Wednesday, June 10, 2015

DBlasio still plans to develop NYCHA property

From the Observer:

The heads of the New York City Housing Authority today told the City Council that Mayor Bill de Blasio’s “NextGeneration” plan to revitalize public housing’s strapped finances may involve selling several valuable lots to developers.

NYCHA General Manager Michael Kelly and Vice President for Development Bill Crawley testified that the “land lease” portion of the plan, intended to monetize vacant tracts of authority property by opening them up for low- and mixed-income development, may involve outright sale of at least two to four as-yet unspecified parcels. Their comments were in response to requests from Bronx Councilman Ritchie Torres, chairman of the Committee on Public Housing, for assurances that the housing authority leaders would not sell property—which former Mayor Michael Bloomberg had proposed as a fix for NYCHA’s ballooning operating deficits and $17 billion backlog in repairs.


Anonymous said...

You cant have a building comprised of haves and have nots.or predators and victims. Knock those crappy buildings down and replace with no more than a 10 story building in its place.

Anonymous said...

de Blasio's sub rosa efforts to undermine The Projects while hoodwinking the masses in public to believe he's a true lefty who's going to bring them "affordable housing" has the potential to be his greatest accomplishment if he can pull it off. Living in NYC is not a civil right! Hope this eventually clears the way for the city to displace non-productive people with productive ones. Even the commentary in NYTimes articles on this issue have shown that the public is sick and tired of the entitlement crowd: "they're gonna build over my parking lot! They're taking away our views! They're pushing us out, and with it, the city's vibrant diversity!"

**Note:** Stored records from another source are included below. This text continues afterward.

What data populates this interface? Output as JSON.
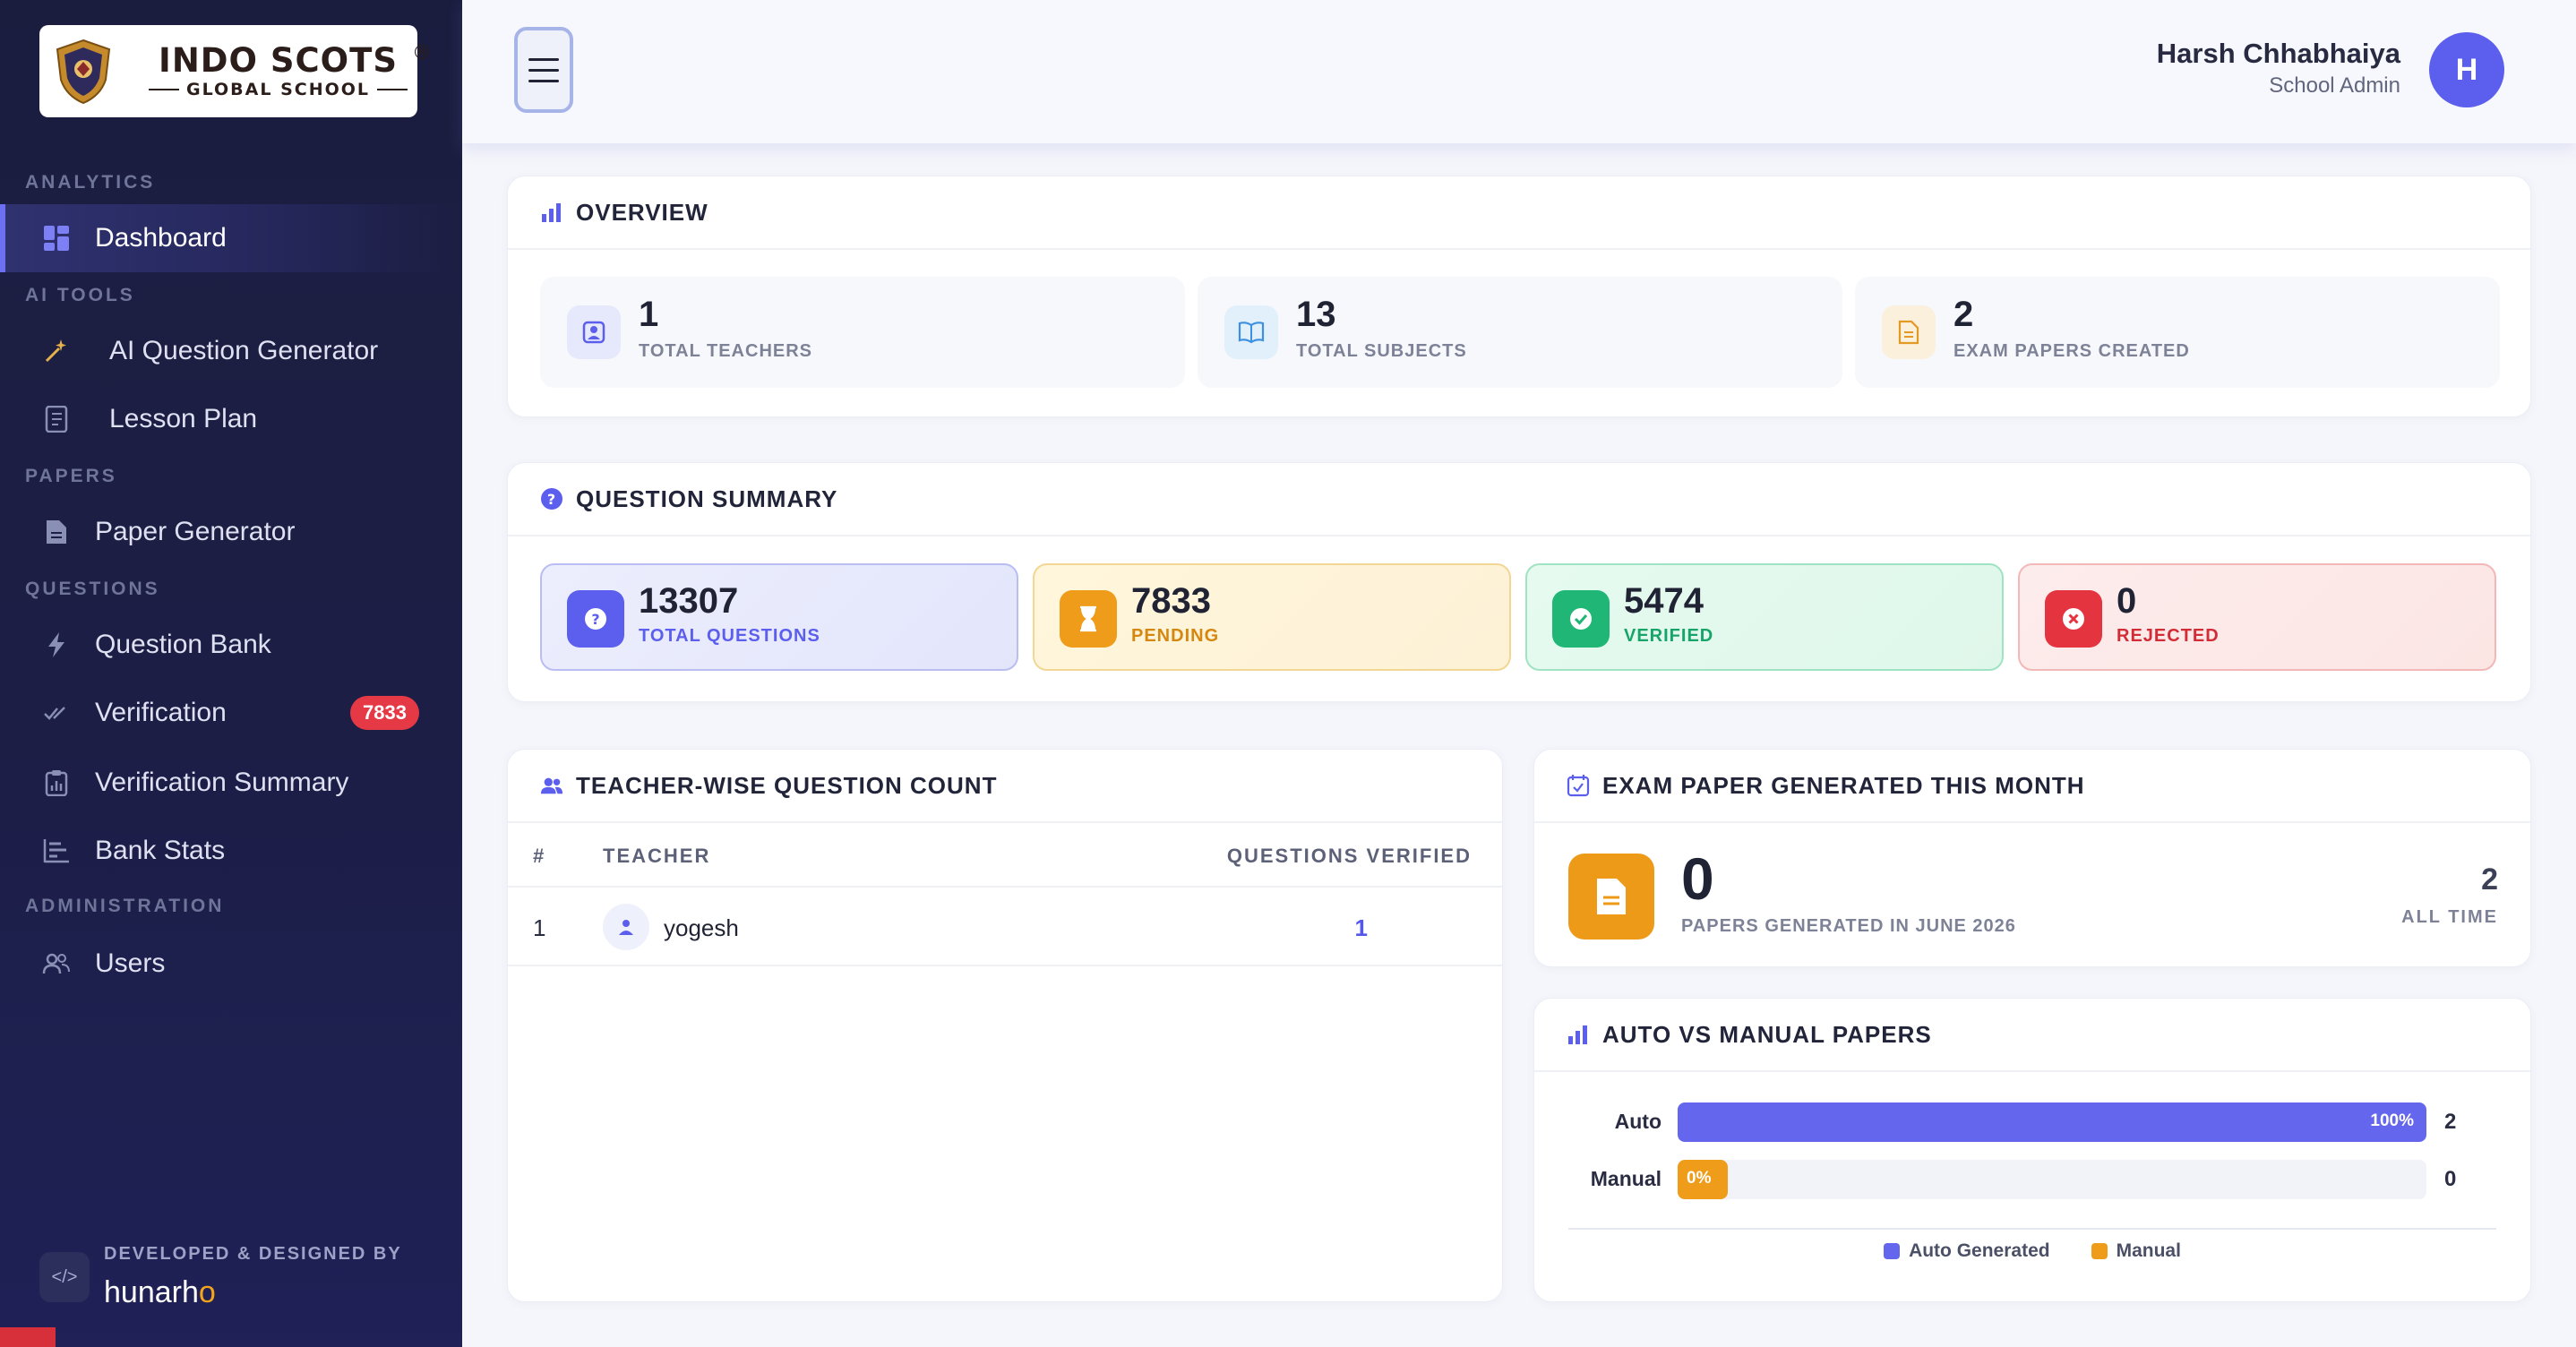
{
  "brand": {
    "name": "INDO SCOTS",
    "subtitle": "GLOBAL SCHOOL",
    "registered": "®"
  },
  "sidebar": {
    "sections": {
      "analytics": "ANALYTICS",
      "ai_tools": "AI TOOLS",
      "papers": "PAPERS",
      "questions": "QUESTIONS",
      "administration": "ADMINISTRATION"
    },
    "items": {
      "dashboard": "Dashboard",
      "ai_question_generator": "AI Question Generator",
      "lesson_plan": "Lesson Plan",
      "paper_generator": "Paper Generator",
      "question_bank": "Question Bank",
      "verification": "Verification",
      "verification_badge": "7833",
      "verification_summary": "Verification Summary",
      "bank_stats": "Bank Stats",
      "users": "Users"
    },
    "footer": {
      "label": "DEVELOPED & DESIGNED BY",
      "brand_a": "hunarh",
      "brand_b": "o"
    }
  },
  "header": {
    "user_name": "Harsh Chhabhaiya",
    "user_role": "School Admin",
    "avatar_initial": "H"
  },
  "overview": {
    "title": "OVERVIEW",
    "tiles": [
      {
        "value": "1",
        "label": "TOTAL TEACHERS"
      },
      {
        "value": "13",
        "label": "TOTAL SUBJECTS"
      },
      {
        "value": "2",
        "label": "EXAM PAPERS CREATED"
      }
    ]
  },
  "question_summary": {
    "title": "QUESTION SUMMARY",
    "tiles": [
      {
        "value": "13307",
        "label": "TOTAL QUESTIONS"
      },
      {
        "value": "7833",
        "label": "PENDING"
      },
      {
        "value": "5474",
        "label": "VERIFIED"
      },
      {
        "value": "0",
        "label": "REJECTED"
      }
    ]
  },
  "teacher_wise": {
    "title": "TEACHER-WISE QUESTION COUNT",
    "columns": {
      "index": "#",
      "teacher": "TEACHER",
      "verified": "QUESTIONS VERIFIED"
    },
    "rows": [
      {
        "index": "1",
        "teacher": "yogesh",
        "verified": "1"
      }
    ]
  },
  "exam_paper": {
    "title": "EXAM PAPER GENERATED THIS MONTH",
    "value": "0",
    "label": "PAPERS GENERATED IN JUNE 2026",
    "all_time_value": "2",
    "all_time_label": "ALL TIME"
  },
  "auto_manual": {
    "title": "AUTO VS MANUAL PAPERS",
    "rows": [
      {
        "label": "Auto",
        "percent_text": "100%",
        "fraction": 1.0,
        "value": "2",
        "color": "#6466ee"
      },
      {
        "label": "Manual",
        "percent_text": "0%",
        "fraction": 0.0,
        "value": "0",
        "color": "#ee9c1a"
      }
    ],
    "legend": {
      "auto": "Auto Generated",
      "manual": "Manual"
    }
  },
  "colors": {
    "accent": "#5c5fee",
    "pending": "#ee9c1a",
    "verified": "#1fb676",
    "rejected": "#e3343f"
  }
}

The days of the free ride on the backs of the masses paying market rate are numbered, folks, and I gotta give duh-Blazio credit for this one!

Anonymous said...

RIght and left agree rent subsidies are better than rent control.